» **PROMPT**
Every entry is to be returned as it stands, apart from the pictures.

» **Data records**
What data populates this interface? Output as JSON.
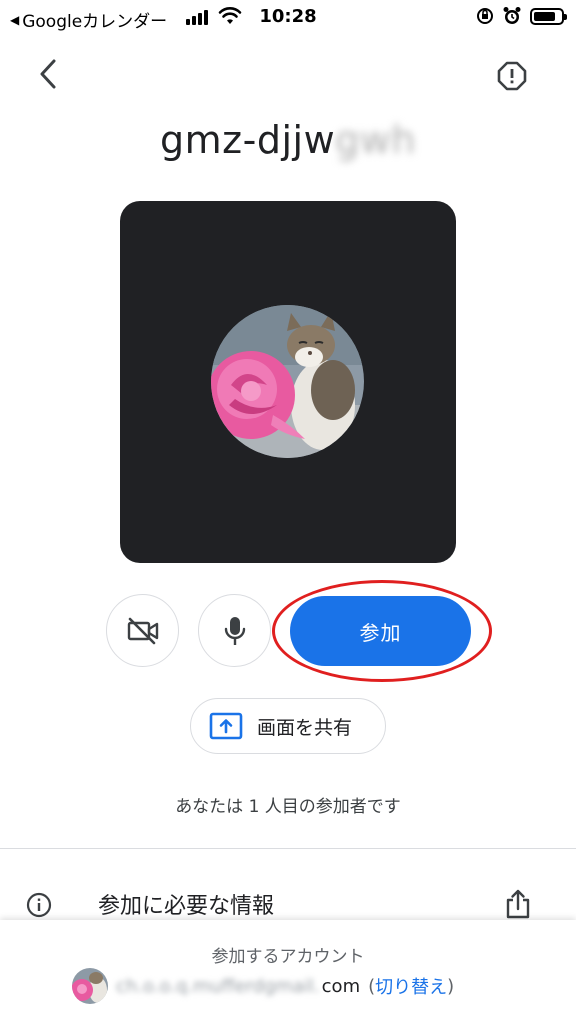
{
  "status_bar": {
    "back_app": "Googleカレンダー",
    "time": "10:28",
    "battery_level": 0.8
  },
  "header": {
    "back_icon": "chevron-left-icon",
    "report_icon": "alert-octagon-icon",
    "meeting_code_visible": "gmz-djjw",
    "meeting_code_masked": "gwh"
  },
  "controls": {
    "camera_icon": "video-off-icon",
    "mic_icon": "microphone-icon",
    "join_label": "参加",
    "share_screen_label": "画面を共有",
    "share_screen_icon": "present-to-all-icon"
  },
  "participant_note": "あなたは 1 人目の参加者です",
  "info": {
    "label": "参加に必要な情報",
    "info_icon": "info-icon",
    "share_icon": "share-upload-icon"
  },
  "account": {
    "caption": "参加するアカウント",
    "email_masked": "ch.o.o.q.mufferdgmail.",
    "email_suffix": "com",
    "paren_open": "(",
    "switch_label": "切り替え",
    "paren_close": ")"
  },
  "colors": {
    "accent": "#1a73e8",
    "preview_bg": "#202124",
    "highlight": "#e01f1f"
  }
}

» **SOLUTION TO THIS TASK**
What data populates this interface? Output as JSON.
{
  "status_bar": {
    "back_app": "Googleカレンダー",
    "time": "10:28",
    "battery_level": 0.8
  },
  "header": {
    "back_icon": "chevron-left-icon",
    "report_icon": "alert-octagon-icon",
    "meeting_code_visible": "gmz-djjw",
    "meeting_code_masked": "gwh"
  },
  "controls": {
    "camera_icon": "video-off-icon",
    "mic_icon": "microphone-icon",
    "join_label": "参加",
    "share_screen_label": "画面を共有",
    "share_screen_icon": "present-to-all-icon"
  },
  "participant_note": "あなたは 1 人目の参加者です",
  "info": {
    "label": "参加に必要な情報",
    "info_icon": "info-icon",
    "share_icon": "share-upload-icon"
  },
  "account": {
    "caption": "参加するアカウント",
    "email_masked": "ch.o.o.q.mufferdgmail.",
    "email_suffix": "com",
    "paren_open": "(",
    "switch_label": "切り替え",
    "paren_close": ")"
  },
  "colors": {
    "accent": "#1a73e8",
    "preview_bg": "#202124",
    "highlight": "#e01f1f"
  }
}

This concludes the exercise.